REQUIRED ACTION -
Here is a block of records. Copy every one of them exactly.

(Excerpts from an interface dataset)

"""

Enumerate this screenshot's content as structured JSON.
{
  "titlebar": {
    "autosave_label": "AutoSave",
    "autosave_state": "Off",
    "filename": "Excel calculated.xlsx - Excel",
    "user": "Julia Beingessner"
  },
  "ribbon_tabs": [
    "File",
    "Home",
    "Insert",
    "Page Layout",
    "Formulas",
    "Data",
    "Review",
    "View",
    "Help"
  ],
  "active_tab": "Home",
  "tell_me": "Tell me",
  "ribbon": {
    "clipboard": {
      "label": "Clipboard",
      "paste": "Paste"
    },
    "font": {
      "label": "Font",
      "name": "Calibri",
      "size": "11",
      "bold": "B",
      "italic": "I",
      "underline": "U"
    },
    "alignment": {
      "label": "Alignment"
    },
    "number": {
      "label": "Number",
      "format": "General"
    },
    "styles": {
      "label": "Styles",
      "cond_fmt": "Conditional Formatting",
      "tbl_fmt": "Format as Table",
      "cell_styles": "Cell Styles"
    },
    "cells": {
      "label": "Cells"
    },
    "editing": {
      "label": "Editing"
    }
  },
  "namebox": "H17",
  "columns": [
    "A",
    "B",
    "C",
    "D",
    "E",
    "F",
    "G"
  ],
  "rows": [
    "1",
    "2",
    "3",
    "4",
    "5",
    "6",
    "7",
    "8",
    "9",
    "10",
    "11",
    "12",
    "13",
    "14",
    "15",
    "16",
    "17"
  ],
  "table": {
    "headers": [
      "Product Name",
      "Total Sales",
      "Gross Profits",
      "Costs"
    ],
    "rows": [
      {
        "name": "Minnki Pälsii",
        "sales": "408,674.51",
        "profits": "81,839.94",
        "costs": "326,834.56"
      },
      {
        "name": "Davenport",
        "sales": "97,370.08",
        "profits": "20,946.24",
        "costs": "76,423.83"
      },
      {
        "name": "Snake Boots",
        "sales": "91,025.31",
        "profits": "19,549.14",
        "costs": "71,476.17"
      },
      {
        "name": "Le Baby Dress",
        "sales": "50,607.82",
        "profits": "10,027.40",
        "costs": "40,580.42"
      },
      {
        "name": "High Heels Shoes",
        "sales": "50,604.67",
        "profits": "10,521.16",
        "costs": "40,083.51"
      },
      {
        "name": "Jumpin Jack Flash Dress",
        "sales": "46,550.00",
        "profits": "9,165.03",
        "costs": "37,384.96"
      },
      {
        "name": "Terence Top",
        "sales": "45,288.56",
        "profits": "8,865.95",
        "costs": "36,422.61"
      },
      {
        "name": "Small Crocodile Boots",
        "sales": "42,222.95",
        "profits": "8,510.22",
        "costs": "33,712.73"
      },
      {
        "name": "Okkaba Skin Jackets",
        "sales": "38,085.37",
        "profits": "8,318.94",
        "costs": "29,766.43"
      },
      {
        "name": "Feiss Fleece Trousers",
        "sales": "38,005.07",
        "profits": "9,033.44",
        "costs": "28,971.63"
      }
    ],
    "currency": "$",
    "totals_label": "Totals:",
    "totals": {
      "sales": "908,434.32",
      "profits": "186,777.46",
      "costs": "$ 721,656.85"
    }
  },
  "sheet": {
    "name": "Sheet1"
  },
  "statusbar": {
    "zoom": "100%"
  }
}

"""

WRITTEN ANSWER -
Enumerate this screenshot's content as structured JSON.
{
  "titlebar": {
    "autosave_label": "AutoSave",
    "autosave_state": "Off",
    "filename": "Excel calculated.xlsx - Excel",
    "user": "Julia Beingessner"
  },
  "ribbon_tabs": [
    "File",
    "Home",
    "Insert",
    "Page Layout",
    "Formulas",
    "Data",
    "Review",
    "View",
    "Help"
  ],
  "active_tab": "Home",
  "tell_me": "Tell me",
  "ribbon": {
    "clipboard": {
      "label": "Clipboard",
      "paste": "Paste"
    },
    "font": {
      "label": "Font",
      "name": "Calibri",
      "size": "11",
      "bold": "B",
      "italic": "I",
      "underline": "U"
    },
    "alignment": {
      "label": "Alignment"
    },
    "number": {
      "label": "Number",
      "format": "General"
    },
    "styles": {
      "label": "Styles",
      "cond_fmt": "Conditional Formatting",
      "tbl_fmt": "Format as Table",
      "cell_styles": "Cell Styles"
    },
    "cells": {
      "label": "Cells"
    },
    "editing": {
      "label": "Editing"
    }
  },
  "namebox": "H17",
  "columns": [
    "A",
    "B",
    "C",
    "D",
    "E",
    "F",
    "G"
  ],
  "rows": [
    "1",
    "2",
    "3",
    "4",
    "5",
    "6",
    "7",
    "8",
    "9",
    "10",
    "11",
    "12",
    "13",
    "14",
    "15",
    "16",
    "17"
  ],
  "table": {
    "headers": [
      "Product Name",
      "Total Sales",
      "Gross Profits",
      "Costs"
    ],
    "rows": [
      {
        "name": "Minnki Pälsii",
        "sales": "408,674.51",
        "profits": "81,839.94",
        "costs": "326,834.56"
      },
      {
        "name": "Davenport",
        "sales": "97,370.08",
        "profits": "20,946.24",
        "costs": "76,423.83"
      },
      {
        "name": "Snake Boots",
        "sales": "91,025.31",
        "profits": "19,549.14",
        "costs": "71,476.17"
      },
      {
        "name": "Le Baby Dress",
        "sales": "50,607.82",
        "profits": "10,027.40",
        "costs": "40,580.42"
      },
      {
        "name": "High Heels Shoes",
        "sales": "50,604.67",
        "profits": "10,521.16",
        "costs": "40,083.51"
      },
      {
        "name": "Jumpin Jack Flash Dress",
        "sales": "46,550.00",
        "profits": "9,165.03",
        "costs": "37,384.96"
      },
      {
        "name": "Terence Top",
        "sales": "45,288.56",
        "profits": "8,865.95",
        "costs": "36,422.61"
      },
      {
        "name": "Small Crocodile Boots",
        "sales": "42,222.95",
        "profits": "8,510.22",
        "costs": "33,712.73"
      },
      {
        "name": "Okkaba Skin Jackets",
        "sales": "38,085.37",
        "profits": "8,318.94",
        "costs": "29,766.43"
      },
      {
        "name": "Feiss Fleece Trousers",
        "sales": "38,005.07",
        "profits": "9,033.44",
        "costs": "28,971.63"
      }
    ],
    "currency": "$",
    "totals_label": "Totals:",
    "totals": {
      "sales": "908,434.32",
      "profits": "186,777.46",
      "costs": "$ 721,656.85"
    }
  },
  "sheet": {
    "name": "Sheet1"
  },
  "statusbar": {
    "zoom": "100%"
  }
}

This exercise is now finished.